How To Build A Fence

How To Build A Fence
1. Lay out exact fence line
If the fence is to be situated along your lot line, it is best to discuss the matter with your
neighbor(s). If there is a disagreement on where the exact lot line is located, check the survey
markers or have your lot surveyed. If you are paying for the entire fence, ensure that the fence is
entirely on your property. Run twine along the outside of your proposed fence line. To guarantee
a right-angled corner, measure 6' away from the corner in one direction and 8' in the other
direction. The corner is square if the distance across the hypotenuse of this triangle is 10'.
2. Treating posts
The most important part of your fence is the part that cannot be seen after construction. This is
the part of the post that is below ground. Therefore, pressure treated posts or posts treated with a
preservative will assure a lasting firm foundation. It is best to soak untreated posts to a point at
least 6" above ground level with a preservative. If you cannot soak the posts in this solution,
brushing or spraying two or three liberal coats is next best. Full directions are on each can.
3. Determine post spacing
Use post spacing as illustrated and shorten your spacing at
corners if necessary for the best appearance. (Remember to
include gate posts in your calculations.)
To determine the spacing of your posts, divide each of the fence
lengths into even sections. (Warning: the longer the sections, the
greater the tendency for your fence to sag.) Lumber comes in
standard lengths; make economical use of your lumber.
4. Setting the posts
A good rule of thumb is that approximately two thirds of the fence post is above ground and at
least one third of the post is in the ground. Dig the post hole about 6" deeper than the desired
depth of the post and fill in the base of the hole with gravel or small stones. This will drain any
moisture away from the post and help prevent the post from rotting. If using concrete to set the
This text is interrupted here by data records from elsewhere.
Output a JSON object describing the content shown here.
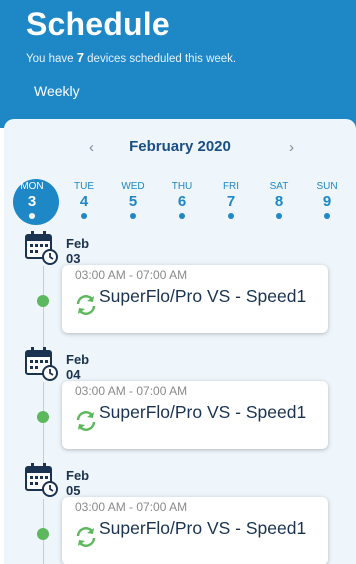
{
  "header": {
    "title": "Schedule",
    "subtitle_prefix": "You have ",
    "device_count": "7",
    "subtitle_suffix": " devices scheduled this week.",
    "tab_label": "Weekly"
  },
  "calendar": {
    "month_label": "February 2020",
    "prev_icon": "‹",
    "next_icon": "›",
    "days": [
      {
        "name": "MON",
        "num": "3",
        "selected": true
      },
      {
        "name": "TUE",
        "num": "4"
      },
      {
        "name": "WED",
        "num": "5"
      },
      {
        "name": "THU",
        "num": "6"
      },
      {
        "name": "FRI",
        "num": "7"
      },
      {
        "name": "SAT",
        "num": "8"
      },
      {
        "name": "SUN",
        "num": "9"
      }
    ]
  },
  "events": [
    {
      "date": "Feb 03",
      "time": "03:00 AM - 07:00 AM",
      "name": "SuperFlo/Pro VS - Speed1"
    },
    {
      "date": "Feb 04",
      "time": "03:00 AM - 07:00 AM",
      "name": "SuperFlo/Pro VS - Speed1"
    },
    {
      "date": "Feb 05",
      "time": "03:00 AM - 07:00 AM",
      "name": "SuperFlo/Pro VS - Speed1"
    }
  ],
  "colors": {
    "brand_blue": "#1e88c7",
    "panel_bg": "#eef5fb",
    "month_text": "#1a4f86",
    "active_green": "#5cb85c"
  },
  "icons": {
    "calendar": "calendar-clock-icon",
    "sync": "sync-icon",
    "timeline_dot": "status-dot-icon"
  }
}
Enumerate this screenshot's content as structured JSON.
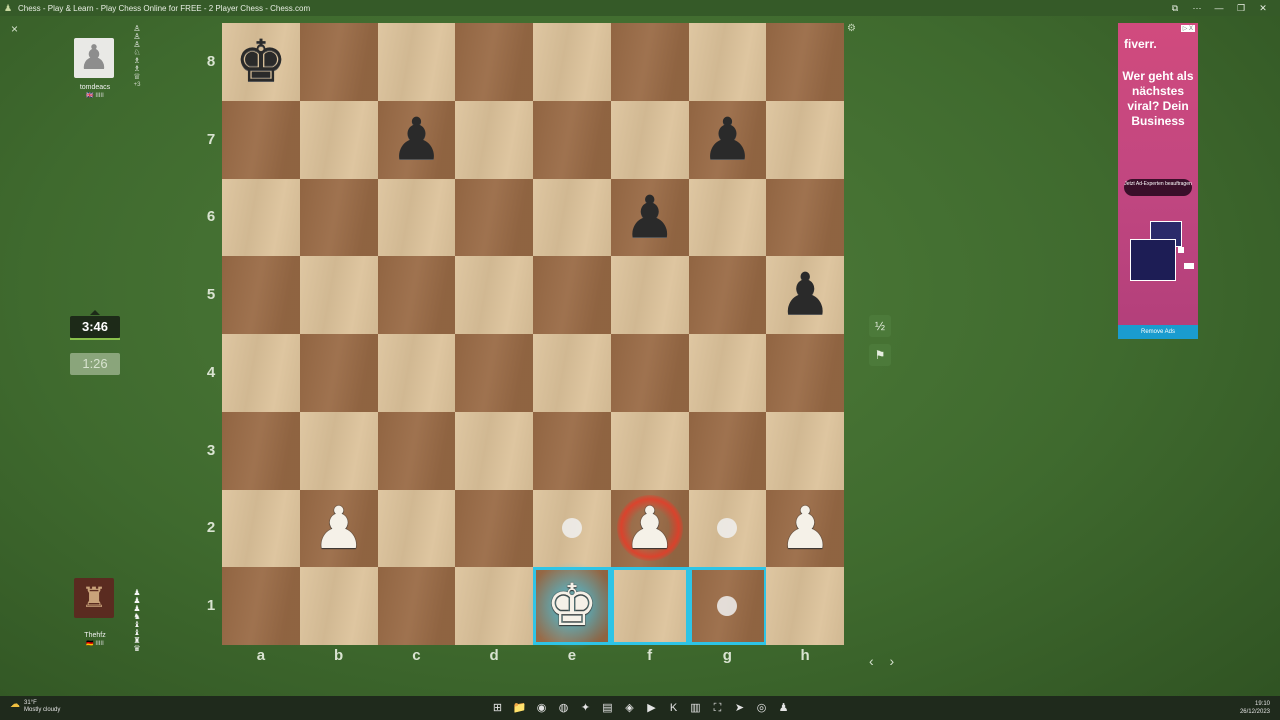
{
  "window": {
    "title": "Chess - Play & Learn - Play Chess Online for FREE - 2 Player Chess - Chess.com",
    "controls": [
      "⧉",
      "⋯",
      "—",
      "❐",
      "✕"
    ]
  },
  "close_label": "×",
  "players": {
    "top": {
      "name": "tomdeacs",
      "flag": "🇬🇧",
      "rating_marks": "IIIII",
      "avatar_glyph": "♟",
      "captured": "♙♙♙♘♗♗♕",
      "captured_extra": "+3"
    },
    "bottom": {
      "name": "Thehfz",
      "flag": "🇩🇪",
      "rating_marks": "IIIII",
      "avatar_glyph": "♜",
      "captured": "♟♟♟♞♝♝♜♛"
    }
  },
  "clocks": {
    "active": "3:46",
    "idle": "1:26"
  },
  "board": {
    "files": [
      "a",
      "b",
      "c",
      "d",
      "e",
      "f",
      "g",
      "h"
    ],
    "ranks": [
      "8",
      "7",
      "6",
      "5",
      "4",
      "3",
      "2",
      "1"
    ],
    "pieces": [
      {
        "square": "a8",
        "glyph": "♚",
        "color": "black",
        "name": "black-king"
      },
      {
        "square": "c7",
        "glyph": "♟",
        "color": "black",
        "name": "black-pawn"
      },
      {
        "square": "g7",
        "glyph": "♟",
        "color": "black",
        "name": "black-pawn"
      },
      {
        "square": "f6",
        "glyph": "♟",
        "color": "black",
        "name": "black-pawn"
      },
      {
        "square": "h5",
        "glyph": "♟",
        "color": "black",
        "name": "black-pawn"
      },
      {
        "square": "b2",
        "glyph": "♟",
        "color": "white",
        "name": "white-pawn"
      },
      {
        "square": "f2",
        "glyph": "♟",
        "color": "white",
        "name": "white-pawn"
      },
      {
        "square": "h2",
        "glyph": "♟",
        "color": "white",
        "name": "white-pawn"
      },
      {
        "square": "e1",
        "glyph": "♚",
        "color": "white",
        "name": "white-king"
      }
    ],
    "highlighted": [
      "e1",
      "f1",
      "g1"
    ],
    "move_hints": [
      "e2",
      "g2",
      "g1"
    ],
    "check_square": "f2",
    "selected_square": "e1"
  },
  "side_buttons": {
    "draw": "½",
    "resign": "⚑",
    "settings": "⚙",
    "nav": "‹ ›"
  },
  "ad": {
    "brand": "fiverr.",
    "ad_choice": "▷ X",
    "headline": "Wer geht als nächstes viral? Dein Business",
    "cta": "Jetzt Ad-Experten beauftragen",
    "remove": "Remove Ads"
  },
  "taskbar": {
    "weather_temp": "31°F",
    "weather_desc": "Mostly cloudy",
    "time": "19:10",
    "date": "26/12/2023",
    "icons": [
      "⊞",
      "📁",
      "◉",
      "◍",
      "✦",
      "▤",
      "◈",
      "▶",
      "K",
      "▥",
      "⛶",
      "➤",
      "◎",
      "♟"
    ]
  }
}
posts, ensure that the bottom end of the post extends down past the concrete to keep moisture
from collecting around the post. Make the bottom of the post hole wider than the top to provide a
solid base and to prevent frost from heaving the post if concrete is used. Setting the post below
the frost line will also help prevent frost heaving. Use a plumb line or level to ensure the post is
vertical while filling in the hole. To add extra rigidity to particularly a corner post, nail cleats onto
the post. Brace posts until the concrete has set. After setting the corner posts, the intermediate
posts may be set.
Stretch twine between the main posts at the top and bottom. Using the twine in conjunction with a
level will ensure a vertical post.
5. Attaching rails & boards
Once the posts have been set, the rails can then be nailed into place. The bottom rail should be
fastened to the posts at least 6" above the ground. This serves two purposes. (1) It keeps the
boards away from the ground and moisture. (2) It allows for easy grass cutting underneath the
fence. Fasten lower rail in desired position, ensuring that both ends are the same height off the
ground. Measure from the bottom rail to the desired height on posts and nail top rail in position.
Cut posts to correct height before nailing if using the top overlap method. Ensure that the top and
bottom rails are parallel. With most fences you can now nail the boards onto the rails. Some
fences require the boards to be fastened to the frame, which, in turn, is fastened to the rails.
6. Finishing your fence
Use 2 or 3 coats of a good quality paint or stain. Many people paint the posts, rails and boards
prior to assembly to ensure that all pieces have a complete coating of paint.
Tips for good fence construction
1. When nailing rails or boards horizontally, do
not have all the joints on one post. Your fence
will be stronger if you stagger the joints.
2. When assembling a large number of boards
with equal spacing, ensure that the first board
is straight and use a spacer or cleat to ensure
equal spacing of the boards.
3. Use 3-1/2" nails for nailing 2x4's to posts, 2-
1/4" nails to fasten 1" boards or pickets. Drive
nails at least 1" from end of board to prevent
splitting. Use galvanized nails or equivalent to
prevent staining your finished fence.
4. Cut all boards to length before nailing rails to
posts. Often boards must be cut to a nominal
length to ensure square corners and smooth
ends. If this is the case, rails should be
spaced according to board lengths.
When your fence runs up a hill, build it in a step fashion or follow the contour of the land as
How to build a fence gate
A gate opening should be at least 36" wide with the posts on both sides of the gate firmly set in
the ground. The actual gate frame should have lapped corners and a diagonal brace to ensure
strength and rigidity. The vertical rails on the frame should be sawn to fit between the horizontal
rails. Always make the frame 1" narrower than the distance between the inside of the two gate
posts to allow the gate to swing freely. Measure this distance at the top, middle and bottom of the
gate opening before constructing the frame.
These measurements will verify the square ness of your opening. Nail the first board in place
flush with the edge of the vertical rail on the hinge side of the gate frame, continue across with
additional boards until full width of gate is reached. Fit gate to opening and trim excess material
until the gate fits the opening properly. Finally, attach hinges and latch. If a stop is required, nail a
piece of fencing material on the latch post.